Surprisingly, the 83rd Academy Awards night held no sweep this year.
“The King’s Speech” and “Inception” each won four Oscars, with Director Tom Hooper’s royal biopic taking home four of the bigger awards (with picture, director, actor and original screenplay) and Director Christopher Nolan’s mind-bending masterpiece taking the major technical awards (for visual effects, cinematography, sound mixing and sound editing).
“The Social Network” won three Oscars (adapted screenplay, original score, and film editing).
Sophomore Carson Parish, was disappointed in the ultimate tally, as his favorite film was “The Social Network,” the Facebook film about the frailties of the human condition.
“No other movie of the year was so perfect in virtually every category,” Parish said. “From the screenplay to the performances, they were all executed impeccably.”
Carson was not the only one to believe that Director David Fincher’s widely-acclaimed masterpiece was a shoo-in for the Best Picture Oscar.
While “The Social Network” remains a critical favorite, it is a surprise to see how “The King’s Speech” gained serious momentum with wins in the last few major award ceremonies.
In the end, “The King’s Speech” gained in popularity and resulted in a British triumph for the film.
For sophomore Rachel Halle, the best film of the year was “Inception,” which was followed closely by “Toy Story 3.”
Still, she felt it was a well-deserved decision when “The King’s Speech” walked away with the two most coveted Oscars of the night.
“I was really excited that King’s Speech won,” Halle said. “It’s really a fantastic movie with a great cast.”
While Parish ultimately resigned his expectations to the fact that the royal favorite to nap Best Picture, he was still surprised when “The King’s Speech” also won Best Director Oscar over David Fincher’s work.
“The Academy loves movies about royalty, so it’s reasonable that the king won Best Picture,” he said. “However, there is absolutely no way that Tom Hooper’s film was better directed than Fincher’s– or any movie of the year, for that matter.”
Both Halle and Parish agree that this year was pretty straight-forward when it comes to the expected winners coming out on top.

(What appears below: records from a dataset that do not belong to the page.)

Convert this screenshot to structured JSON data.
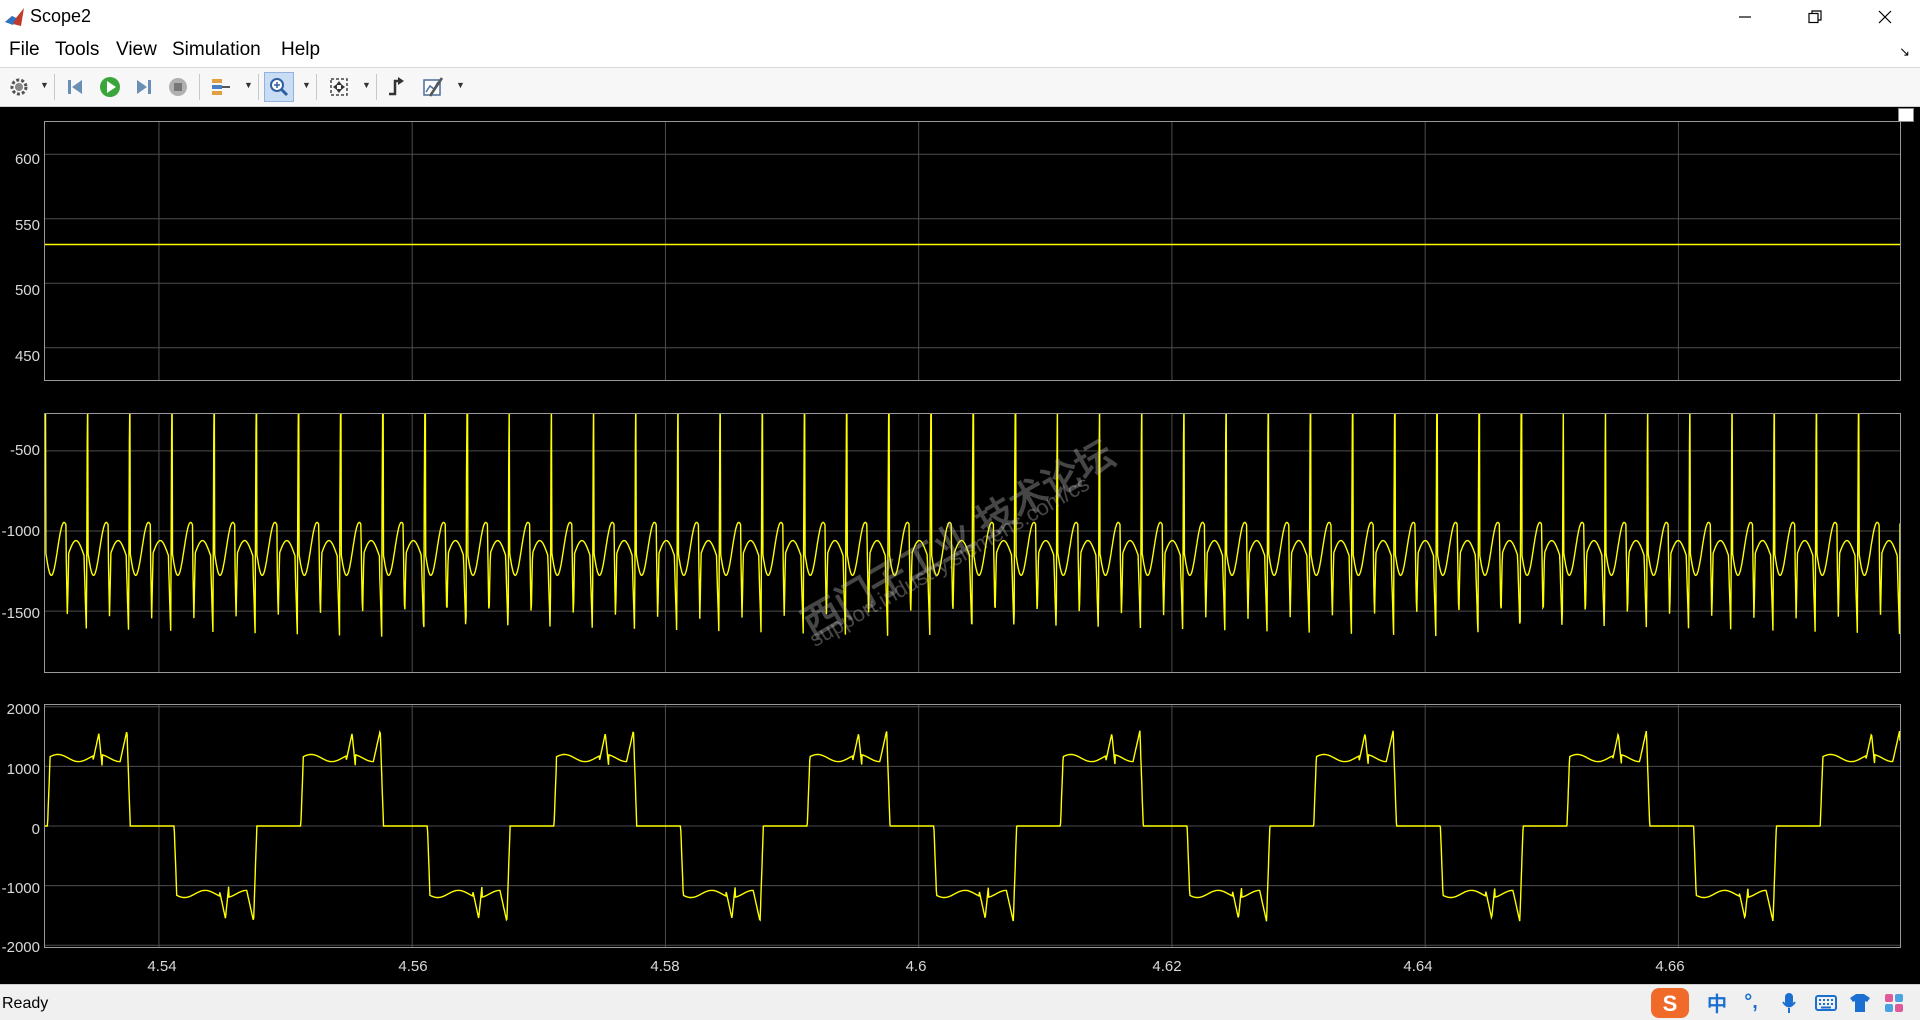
{
  "window": {
    "title": "Scope2"
  },
  "menu": [
    "File",
    "Tools",
    "View",
    "Simulation",
    "Help"
  ],
  "toolbar": {
    "buttons": [
      "settings-icon",
      "step-back-icon",
      "run-icon",
      "step-forward-icon",
      "stop-icon",
      "signal-select-icon",
      "zoom-in-icon",
      "fit-axes-icon",
      "trigger-icon",
      "measurements-icon"
    ],
    "active": "zoom-in-icon"
  },
  "status": {
    "text": "Ready"
  },
  "watermark": {
    "line1": "西门子工业 技术论坛",
    "line2": "support.industry.siemens.com/cs"
  },
  "colors": {
    "trace": "#ffff00",
    "axes_background": "#000000",
    "grid": "#4d4d4d",
    "tick_label": "#d9d9d9"
  },
  "chart_data": [
    {
      "type": "line",
      "xlim": [
        4.531,
        4.6775
      ],
      "ylim": [
        425,
        625
      ],
      "yticks": [
        "600",
        "550",
        "500",
        "450"
      ],
      "ytick_values": [
        600,
        550,
        500,
        450
      ],
      "xtick_values": [
        4.54,
        4.56,
        4.58,
        4.6,
        4.62,
        4.64,
        4.66
      ],
      "series": [
        {
          "x": [
            4.531,
            4.6775
          ],
          "y": [
            530,
            530
          ]
        }
      ]
    },
    {
      "type": "line",
      "xlim": [
        4.531,
        4.6775
      ],
      "ylim": [
        -1880,
        -270
      ],
      "yticks": [
        "-500",
        "-1000",
        "-1500"
      ],
      "ytick_values": [
        -500,
        -1000,
        -1500
      ],
      "xtick_values": [
        4.54,
        4.56,
        4.58,
        4.6,
        4.62,
        4.64,
        4.66
      ],
      "period_s": 0.00333,
      "baseline": -1100,
      "spike_max": -480,
      "spike_min": -1660,
      "series": [
        {
          "x": [
            4.531,
            4.532,
            4.5335,
            4.5343,
            4.5345,
            4.535,
            4.536,
            4.537,
            4.5376,
            4.5378,
            4.5385,
            4.5395
          ],
          "y": [
            -1050,
            -1200,
            -1500,
            -1660,
            -480,
            -950,
            -1180,
            -1100,
            -1640,
            -500,
            -1050,
            -1150
          ]
        }
      ]
    },
    {
      "type": "line",
      "xlim": [
        4.531,
        4.6775
      ],
      "ylim": [
        -2030,
        2030
      ],
      "yticks": [
        "2000",
        "1000",
        "0",
        "-1000",
        "-2000"
      ],
      "ytick_values": [
        2000,
        1000,
        0,
        -1000,
        -2000
      ],
      "xticks": [
        "4.54",
        "4.56",
        "4.58",
        "4.6",
        "4.62",
        "4.64",
        "4.66"
      ],
      "xtick_values": [
        4.54,
        4.56,
        4.58,
        4.6,
        4.62,
        4.64,
        4.66
      ],
      "period_s": 0.02,
      "levels": [
        1100,
        0,
        -1100,
        0
      ],
      "peak": 1650,
      "series": [
        {
          "x": [
            4.5312,
            4.532,
            4.5345,
            4.5385,
            4.5393,
            4.5463,
            4.5533,
            4.5593
          ],
          "y": [
            0,
            1150,
            1640,
            1620,
            0,
            -1150,
            -1620,
            0
          ]
        }
      ]
    }
  ]
}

On the whole, there weren’t too many surprises.
A slight surprise, yet still expected result, was Melissa Leo receiving her Supporting Actress Oscar for “The Fighter.”
Her shameless self-promoted consideration campaigns made many people’s predictions switch from her performance, to that of spunky 14-year-old Hailee Steinfeld for “True Grit.”

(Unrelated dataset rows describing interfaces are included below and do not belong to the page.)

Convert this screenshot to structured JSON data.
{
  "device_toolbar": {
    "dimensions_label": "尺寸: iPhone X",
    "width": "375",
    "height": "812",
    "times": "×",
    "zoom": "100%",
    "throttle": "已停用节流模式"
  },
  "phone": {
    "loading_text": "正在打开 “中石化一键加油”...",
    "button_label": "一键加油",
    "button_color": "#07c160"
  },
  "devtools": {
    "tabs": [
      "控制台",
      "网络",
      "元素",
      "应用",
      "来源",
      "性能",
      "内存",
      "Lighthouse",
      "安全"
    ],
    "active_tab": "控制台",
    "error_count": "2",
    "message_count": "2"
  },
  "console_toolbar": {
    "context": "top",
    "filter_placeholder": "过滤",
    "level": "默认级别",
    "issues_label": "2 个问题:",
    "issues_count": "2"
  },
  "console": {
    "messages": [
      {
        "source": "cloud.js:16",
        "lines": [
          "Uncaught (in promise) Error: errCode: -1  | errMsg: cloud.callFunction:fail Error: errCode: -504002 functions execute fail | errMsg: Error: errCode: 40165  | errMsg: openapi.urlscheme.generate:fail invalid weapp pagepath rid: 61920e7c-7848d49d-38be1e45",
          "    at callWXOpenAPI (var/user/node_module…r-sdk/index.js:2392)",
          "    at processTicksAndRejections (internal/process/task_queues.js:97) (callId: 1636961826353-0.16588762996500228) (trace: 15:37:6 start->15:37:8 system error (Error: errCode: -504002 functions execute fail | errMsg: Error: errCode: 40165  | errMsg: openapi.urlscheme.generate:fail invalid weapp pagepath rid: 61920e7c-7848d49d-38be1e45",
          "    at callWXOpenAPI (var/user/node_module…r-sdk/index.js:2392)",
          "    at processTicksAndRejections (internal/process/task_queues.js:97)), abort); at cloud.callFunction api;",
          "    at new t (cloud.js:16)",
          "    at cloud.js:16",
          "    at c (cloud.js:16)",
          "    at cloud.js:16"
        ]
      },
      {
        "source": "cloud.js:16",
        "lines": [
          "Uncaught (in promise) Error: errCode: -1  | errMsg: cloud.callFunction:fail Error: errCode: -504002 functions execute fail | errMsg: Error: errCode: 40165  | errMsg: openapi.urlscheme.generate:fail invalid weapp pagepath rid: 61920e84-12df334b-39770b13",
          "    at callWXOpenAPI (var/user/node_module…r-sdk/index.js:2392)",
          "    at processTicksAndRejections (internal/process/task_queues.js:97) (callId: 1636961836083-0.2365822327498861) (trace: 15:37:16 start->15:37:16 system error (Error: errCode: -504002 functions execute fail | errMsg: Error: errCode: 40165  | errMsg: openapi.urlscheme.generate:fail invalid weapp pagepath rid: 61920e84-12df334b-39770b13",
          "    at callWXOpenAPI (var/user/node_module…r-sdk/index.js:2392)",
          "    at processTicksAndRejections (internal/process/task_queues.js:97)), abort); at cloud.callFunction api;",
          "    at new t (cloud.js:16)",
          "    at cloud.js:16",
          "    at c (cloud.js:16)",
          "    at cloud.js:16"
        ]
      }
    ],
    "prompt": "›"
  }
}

Yet her transgressions didn’t matter, as Leo still walked up to the stage and managed to squeak out an excited speech which included the first f-bomb uttered in the Oscar’s 83-year history.
“True Grit” went home with none of its 10 nominations, while “Black Swan” only nabbed one out of five for Natalie Portman’s stirring performance.
Beyond the original snub of being refused a Best Director and Best Editing nomination, Christopher Nolan left without getting the much-deserved chance of standing on stage to accept an Oscar.
“Inception,” while winning four awards, was still denied two of the awards it was expected to win with Nolan’s labyrinthine screenplay and Hans Zimmer’s rousing musical score.
“The King’s Speech” is an honorable pick for Best Original Screenplay,” Parish said. “Again, it’s the Academy, so we get royalty and safe picks over innovation and creativity.”
The greatest triumphs for Parish came from “The Social Network” scribe Aaron Sorkin having his hands on an Oscar for Best Adapted Screenplay and “Inception” winning the Oscar for Best Visual Effects.
“It’s nice to see a movie that uses old-fashioned innovation over CGI,” he said.
For Halle, the most deserving awards went to Colin Firth and Natalie Portman finishing up their national sweeps in winning Best Actor and Best Actress.
“Portman in ‘Black Swan’ had to do things we’ve never seen and I think that’s what got her the Oscar,” she said.
As to why “Black Swan” may have not received the attention it deserved, Halle believes it has more to do with people just not getting the intricacies of the art of ballet.
“If you don’t understand how ballet works, you won’t understand or appreciate how well-written this film is,” she said.
For Parish, the acting Oscars were also spot-on.
“Firth really was incredible, Portman deserved it, Bale [as much as it pains me to say it] definitely earned it and I thought Leo was great,” he said.
“I did kind of hope that Jesse Eisenberg would win Best Actor, but I realize that Firth truly was the better performance, so I was cool with it.”
Ultimately, both Parish and Halle were happy with the final result.
“2010 was just a great year for movies,” Halle said, “and I really thought that the ‘King’s Speech’ deserved everything it got.”